»»

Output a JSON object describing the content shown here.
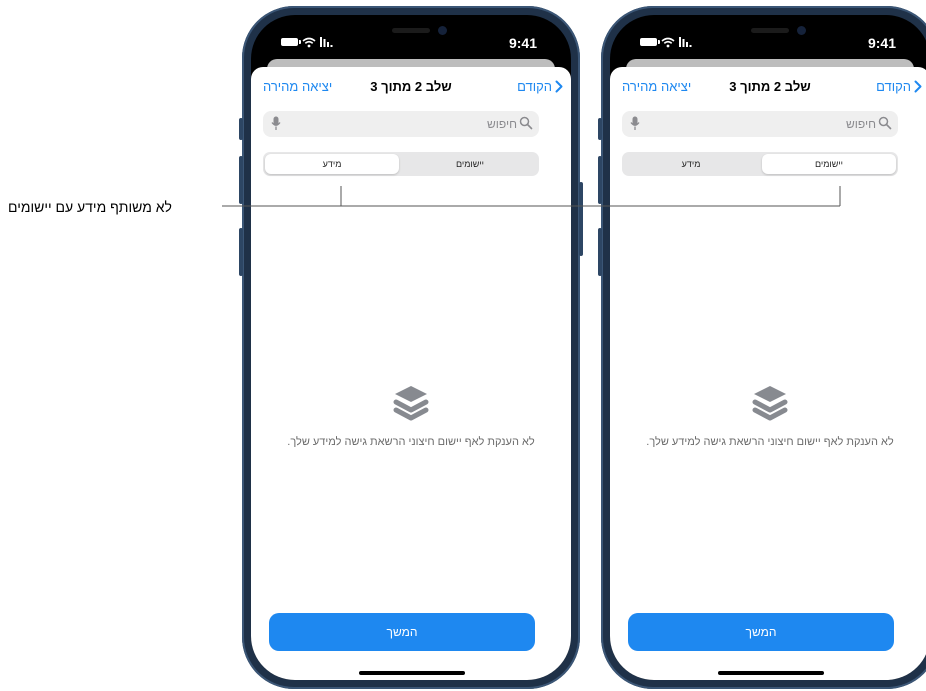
{
  "callout": {
    "text": "לא משותף מידע עם יישומים"
  },
  "colors": {
    "accent": "#1e88f0",
    "device_frame": "#1f3148"
  },
  "phones": [
    {
      "status": {
        "time": "9:41"
      },
      "nav": {
        "back_label": "הקודם",
        "title": "שלב 2 מתוך 3",
        "exit_label": "יציאה מהירה"
      },
      "search": {
        "placeholder": "חיפוש"
      },
      "segments": {
        "left_label": "מידע",
        "right_label": "יישומים",
        "selected": "מידע"
      },
      "empty_state": {
        "icon": "layers-stack-icon",
        "text": "לא הענקת לאף יישום חיצוני הרשאת גישה למידע שלך."
      },
      "continue_label": "המשך"
    },
    {
      "status": {
        "time": "9:41"
      },
      "nav": {
        "back_label": "הקודם",
        "title": "שלב 2 מתוך 3",
        "exit_label": "יציאה מהירה"
      },
      "search": {
        "placeholder": "חיפוש"
      },
      "segments": {
        "left_label": "מידע",
        "right_label": "יישומים",
        "selected": "יישומים"
      },
      "empty_state": {
        "icon": "layers-stack-icon",
        "text": "לא הענקת לאף יישום חיצוני הרשאת גישה למידע שלך."
      },
      "continue_label": "המשך"
    }
  ]
}
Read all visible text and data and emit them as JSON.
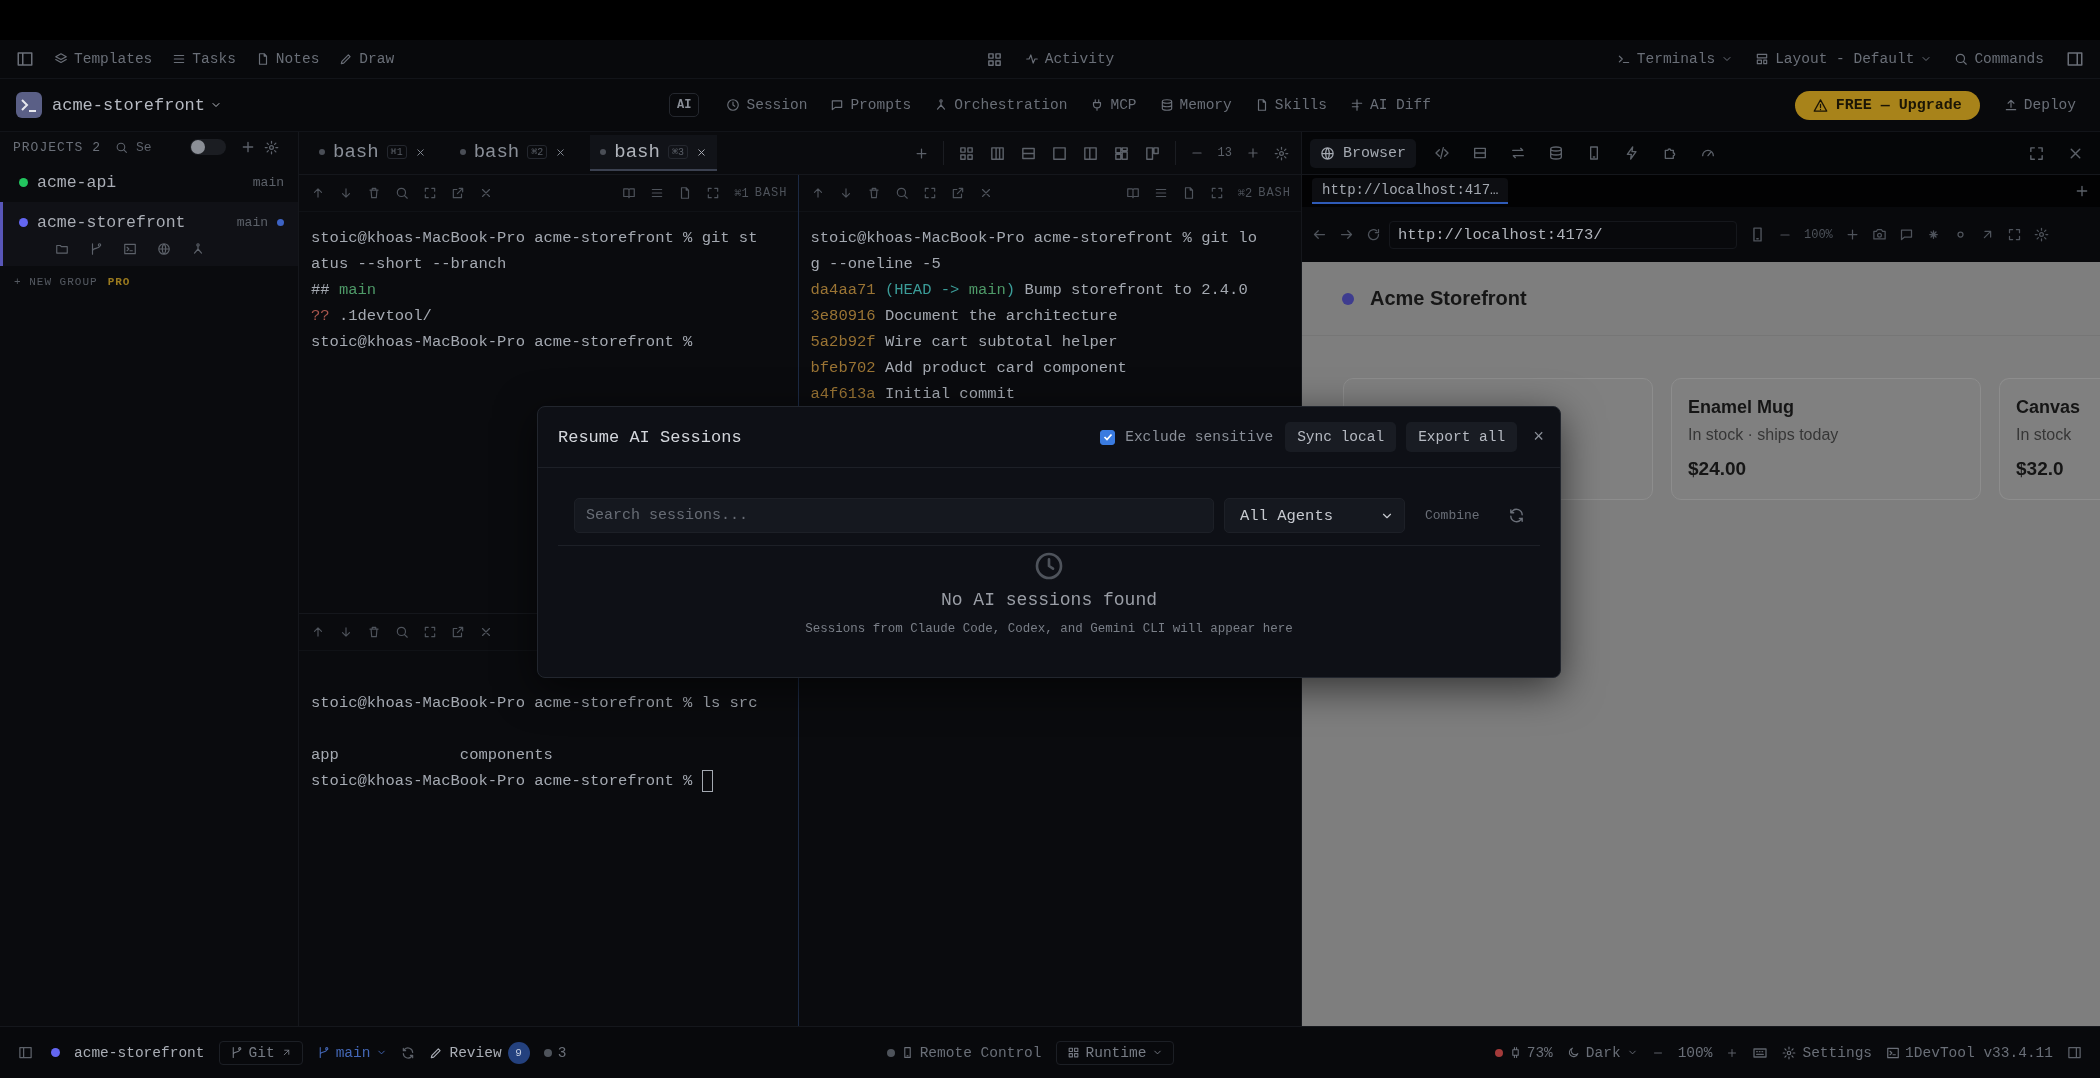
{
  "toolbar": {
    "left": [
      {
        "label": "Templates"
      },
      {
        "label": "Tasks"
      },
      {
        "label": "Notes"
      },
      {
        "label": "Draw"
      }
    ],
    "center": {
      "label": "Activity"
    },
    "right": [
      {
        "label": "Terminals"
      },
      {
        "label": "Layout - Default"
      },
      {
        "label": "Commands"
      }
    ]
  },
  "project_bar": {
    "name": "acme-storefront",
    "ai_badge": "AI",
    "tools": [
      "Session",
      "Prompts",
      "Orchestration",
      "MCP",
      "Memory",
      "Skills",
      "AI Diff"
    ],
    "upgrade": "FREE — Upgrade",
    "deploy": "Deploy"
  },
  "sidebar": {
    "title": "PROJECTS 2",
    "search": {
      "placeholder": "Se"
    },
    "toggle": {
      "on": false
    },
    "projects": [
      {
        "name": "acme-api",
        "branch": "main",
        "color": "#22c55e",
        "selected": false,
        "modified": false
      },
      {
        "name": "acme-storefront",
        "branch": "main",
        "color": "#6366f1",
        "selected": true,
        "modified": true
      }
    ],
    "new_group": "+ NEW GROUP",
    "pro_badge": "PRO"
  },
  "terminal_tabs": [
    {
      "label": "bash",
      "shortcut": "⌘1",
      "selected": false
    },
    {
      "label": "bash",
      "shortcut": "⌘2",
      "selected": false
    },
    {
      "label": "bash",
      "shortcut": "⌘3",
      "selected": true
    }
  ],
  "font_size": "13",
  "columns": [
    {
      "panes": [
        {
          "shortcut": "⌘1",
          "shell": "BASH",
          "lines": [
            {
              "spans": [
                {
                  "text": "stoic@khoas-MacBook-Pro acme-storefront % git st",
                  "kind": "plain"
                }
              ]
            },
            {
              "spans": [
                {
                  "text": "atus --short --branch",
                  "kind": "plain"
                }
              ]
            },
            {
              "spans": [
                {
                  "text": "## ",
                  "kind": "plain"
                },
                {
                  "text": "main",
                  "kind": "green"
                }
              ]
            },
            {
              "spans": [
                {
                  "text": "??",
                  "kind": "warn"
                },
                {
                  "text": " .1devtool/",
                  "kind": "plain"
                }
              ]
            },
            {
              "spans": [
                {
                  "text": "stoic@khoas-MacBook-Pro acme-storefront %",
                  "kind": "plain"
                }
              ]
            }
          ]
        },
        {
          "cursor": true,
          "lines": [
            {
              "spaced": true,
              "spans": [
                {
                  "text": "stoic@khoas-MacBook-Pro acme-storefront % ls src",
                  "kind": "plain"
                }
              ]
            },
            {
              "spaced": true,
              "spans": [
                {
                  "text": "app             components",
                  "kind": "plain"
                }
              ]
            },
            {
              "spans": [
                {
                  "text": "stoic@khoas-MacBook-Pro acme-storefront %",
                  "kind": "plain"
                }
              ]
            }
          ]
        }
      ]
    },
    {
      "panes": [
        {
          "shortcut": "⌘2",
          "shell": "BASH",
          "lines": [
            {
              "spans": [
                {
                  "text": "stoic@khoas-MacBook-Pro acme-storefront % git lo",
                  "kind": "plain"
                }
              ]
            },
            {
              "spans": [
                {
                  "text": "g --oneline -5",
                  "kind": "plain"
                }
              ]
            },
            {
              "spans": [
                {
                  "text": "da4aa71",
                  "kind": "hash"
                },
                {
                  "text": " (HEAD -> ",
                  "kind": "ref"
                },
                {
                  "text": "main",
                  "kind": "green"
                },
                {
                  "text": ")",
                  "kind": "ref"
                },
                {
                  "text": " Bump storefront to 2.4.0",
                  "kind": "plain"
                }
              ]
            },
            {
              "spans": [
                {
                  "text": "3e80916",
                  "kind": "hash"
                },
                {
                  "text": " Document the architecture",
                  "kind": "plain"
                }
              ]
            },
            {
              "spans": [
                {
                  "text": "5a2b92f",
                  "kind": "hash"
                },
                {
                  "text": " Wire cart subtotal helper",
                  "kind": "plain"
                }
              ]
            },
            {
              "spans": [
                {
                  "text": "bfeb702",
                  "kind": "hash"
                },
                {
                  "text": " Add product card component",
                  "kind": "plain"
                }
              ]
            },
            {
              "spans": [
                {
                  "text": "a4f613a",
                  "kind": "hash"
                },
                {
                  "text": " Initial commit",
                  "kind": "plain"
                }
              ]
            }
          ]
        }
      ]
    }
  ],
  "browser": {
    "tab_label": "Browser",
    "page_tabs": [
      {
        "label": "http://localhost:417…",
        "selected": true
      }
    ],
    "url": "http://localhost:4173/",
    "zoom": "100%",
    "site_title": "Acme Storefront",
    "products": [
      {
        "name": "Enamel Mug",
        "stock": "In stock · ships today",
        "price": "$24.00"
      },
      {
        "name": "Canvas",
        "stock": "In stock",
        "price": "$32.0"
      }
    ]
  },
  "modal": {
    "title": "Resume AI Sessions",
    "exclude_sensitive": {
      "label": "Exclude sensitive",
      "checked": true
    },
    "buttons": [
      "Sync local",
      "Export all"
    ],
    "close": "×",
    "search": {
      "placeholder": "Search sessions..."
    },
    "agent_select": "All Agents",
    "combine": "Combine",
    "empty": {
      "title": "No AI sessions found",
      "hint": "Sessions from Claude Code, Codex, and Gemini CLI will appear here"
    }
  },
  "status_bar": {
    "project": {
      "name": "acme-storefront",
      "color": "#6366f1"
    },
    "git": "Git",
    "branch": "main",
    "review": {
      "label": "Review",
      "count": "9"
    },
    "changes": "3",
    "remote": "Remote Control",
    "runtime": "Runtime",
    "memory": "73%",
    "theme": "Dark",
    "zoom": "100%",
    "settings": "Settings",
    "version": "1DevTool v33.4.11"
  }
}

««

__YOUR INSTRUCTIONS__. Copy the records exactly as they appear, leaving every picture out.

__SOLVED EXERCISE__.
Output a JSON object describing the content shown here.
{
  "callout": {
    "text": "לא משותף מידע עם יישומים"
  },
  "colors": {
    "accent": "#1e88f0",
    "device_frame": "#1f3148"
  },
  "phones": [
    {
      "status": {
        "time": "9:41"
      },
      "nav": {
        "back_label": "הקודם",
        "title": "שלב 2 מתוך 3",
        "exit_label": "יציאה מהירה"
      },
      "search": {
        "placeholder": "חיפוש"
      },
      "segments": {
        "left_label": "מידע",
        "right_label": "יישומים",
        "selected": "מידע"
      },
      "empty_state": {
        "icon": "layers-stack-icon",
        "text": "לא הענקת לאף יישום חיצוני הרשאת גישה למידע שלך."
      },
      "continue_label": "המשך"
    },
    {
      "status": {
        "time": "9:41"
      },
      "nav": {
        "back_label": "הקודם",
        "title": "שלב 2 מתוך 3",
        "exit_label": "יציאה מהירה"
      },
      "search": {
        "placeholder": "חיפוש"
      },
      "segments": {
        "left_label": "מידע",
        "right_label": "יישומים",
        "selected": "יישומים"
      },
      "empty_state": {
        "icon": "layers-stack-icon",
        "text": "לא הענקת לאף יישום חיצוני הרשאת גישה למידע שלך."
      },
      "continue_label": "המשך"
    }
  ]
}
Read all visible text and data and emit them as JSON.
{
  "toolbar": {
    "left": [
      {
        "label": "Templates"
      },
      {
        "label": "Tasks"
      },
      {
        "label": "Notes"
      },
      {
        "label": "Draw"
      }
    ],
    "center": {
      "label": "Activity"
    },
    "right": [
      {
        "label": "Terminals"
      },
      {
        "label": "Layout - Default"
      },
      {
        "label": "Commands"
      }
    ]
  },
  "project_bar": {
    "name": "acme-storefront",
    "ai_badge": "AI",
    "tools": [
      "Session",
      "Prompts",
      "Orchestration",
      "MCP",
      "Memory",
      "Skills",
      "AI Diff"
    ],
    "upgrade": "FREE — Upgrade",
    "deploy": "Deploy"
  },
  "sidebar": {
    "title": "PROJECTS 2",
    "search": {
      "placeholder": "Se"
    },
    "toggle": {
      "on": false
    },
    "projects": [
      {
        "name": "acme-api",
        "branch": "main",
        "color": "#22c55e",
        "selected": false,
        "modified": false
      },
      {
        "name": "acme-storefront",
        "branch": "main",
        "color": "#6366f1",
        "selected": true,
        "modified": true
      }
    ],
    "new_group": "+ NEW GROUP",
    "pro_badge": "PRO"
  },
  "terminal_tabs": [
    {
      "label": "bash",
      "shortcut": "⌘1",
      "selected": false
    },
    {
      "label": "bash",
      "shortcut": "⌘2",
      "selected": false
    },
    {
      "label": "bash",
      "shortcut": "⌘3",
      "selected": true
    }
  ],
  "font_size": "13",
  "columns": [
    {
      "panes": [
        {
          "shortcut": "⌘1",
          "shell": "BASH",
          "lines": [
            {
              "spans": [
                {
                  "text": "stoic@khoas-MacBook-Pro acme-storefront % git st",
                  "kind": "plain"
                }
              ]
            },
            {
              "spans": [
                {
                  "text": "atus --short --branch",
                  "kind": "plain"
                }
              ]
            },
            {
              "spans": [
                {
                  "text": "## ",
                  "kind": "plain"
                },
                {
                  "text": "main",
                  "kind": "green"
                }
              ]
            },
            {
              "spans": [
                {
                  "text": "??",
                  "kind": "warn"
                },
                {
                  "text": " .1devtool/",
                  "kind": "plain"
                }
              ]
            },
            {
              "spans": [
                {
                  "text": "stoic@khoas-MacBook-Pro acme-storefront %",
                  "kind": "plain"
                }
              ]
            }
          ]
        },
        {
          "cursor": true,
          "lines": [
            {
              "spaced": true,
              "spans": [
                {
                  "text": "stoic@khoas-MacBook-Pro acme-storefront % ls src",
                  "kind": "plain"
                }
              ]
            },
            {
              "spaced": true,
              "spans": [
                {
                  "text": "app             components",
                  "kind": "plain"
                }
              ]
            },
            {
              "spans": [
                {
                  "text": "stoic@khoas-MacBook-Pro acme-storefront %",
                  "kind": "plain"
                }
              ]
            }
          ]
        }
      ]
    },
    {
      "panes": [
        {
          "shortcut": "⌘2",
          "shell": "BASH",
          "lines": [
            {
              "spans": [
                {
                  "text": "stoic@khoas-MacBook-Pro acme-storefront % git lo",
                  "kind": "plain"
                }
              ]
            },
            {
              "spans": [
                {
                  "text": "g --oneline -5",
                  "kind": "plain"
                }
              ]
            },
            {
              "spans": [
                {
                  "text": "da4aa71",
                  "kind": "hash"
                },
                {
                  "text": " (HEAD -> ",
                  "kind": "ref"
                },
                {
                  "text": "main",
                  "kind": "green"
                },
                {
                  "text": ")",
                  "kind": "ref"
                },
                {
                  "text": " Bump storefront to 2.4.0",
                  "kind": "plain"
                }
              ]
            },
            {
              "spans": [
                {
                  "text": "3e80916",
                  "kind": "hash"
                },
                {
                  "text": " Document the architecture",
                  "kind": "plain"
                }
              ]
            },
            {
              "spans": [
                {
                  "text": "5a2b92f",
                  "kind": "hash"
                },
                {
                  "text": " Wire cart subtotal helper",
                  "kind": "plain"
                }
              ]
            },
            {
              "spans": [
                {
                  "text": "bfeb702",
                  "kind": "hash"
                },
                {
                  "text": " Add product card component",
                  "kind": "plain"
                }
              ]
            },
            {
              "spans": [
                {
                  "text": "a4f613a",
                  "kind": "hash"
                },
                {
                  "text": " Initial commit",
                  "kind": "plain"
                }
              ]
            }
          ]
        }
      ]
    }
  ],
  "browser": {
    "tab_label": "Browser",
    "page_tabs": [
      {
        "label": "http://localhost:417…",
        "selected": true
      }
    ],
    "url": "http://localhost:4173/",
    "zoom": "100%",
    "site_title": "Acme Storefront",
    "products": [
      {
        "name": "Enamel Mug",
        "stock": "In stock · ships today",
        "price": "$24.00"
      },
      {
        "name": "Canvas",
        "stock": "In stock",
        "price": "$32.0"
      }
    ]
  },
  "modal": {
    "title": "Resume AI Sessions",
    "exclude_sensitive": {
      "label": "Exclude sensitive",
      "checked": true
    },
    "buttons": [
      "Sync local",
      "Export all"
    ],
    "close": "×",
    "search": {
      "placeholder": "Search sessions..."
    },
    "agent_select": "All Agents",
    "combine": "Combine",
    "empty": {
      "title": "No AI sessions found",
      "hint": "Sessions from Claude Code, Codex, and Gemini CLI will appear here"
    }
  },
  "status_bar": {
    "project": {
      "name": "acme-storefront",
      "color": "#6366f1"
    },
    "git": "Git",
    "branch": "main",
    "review": {
      "label": "Review",
      "count": "9"
    },
    "changes": "3",
    "remote": "Remote Control",
    "runtime": "Runtime",
    "memory": "73%",
    "theme": "Dark",
    "zoom": "100%",
    "settings": "Settings",
    "version": "1DevTool v33.4.11"
  }
}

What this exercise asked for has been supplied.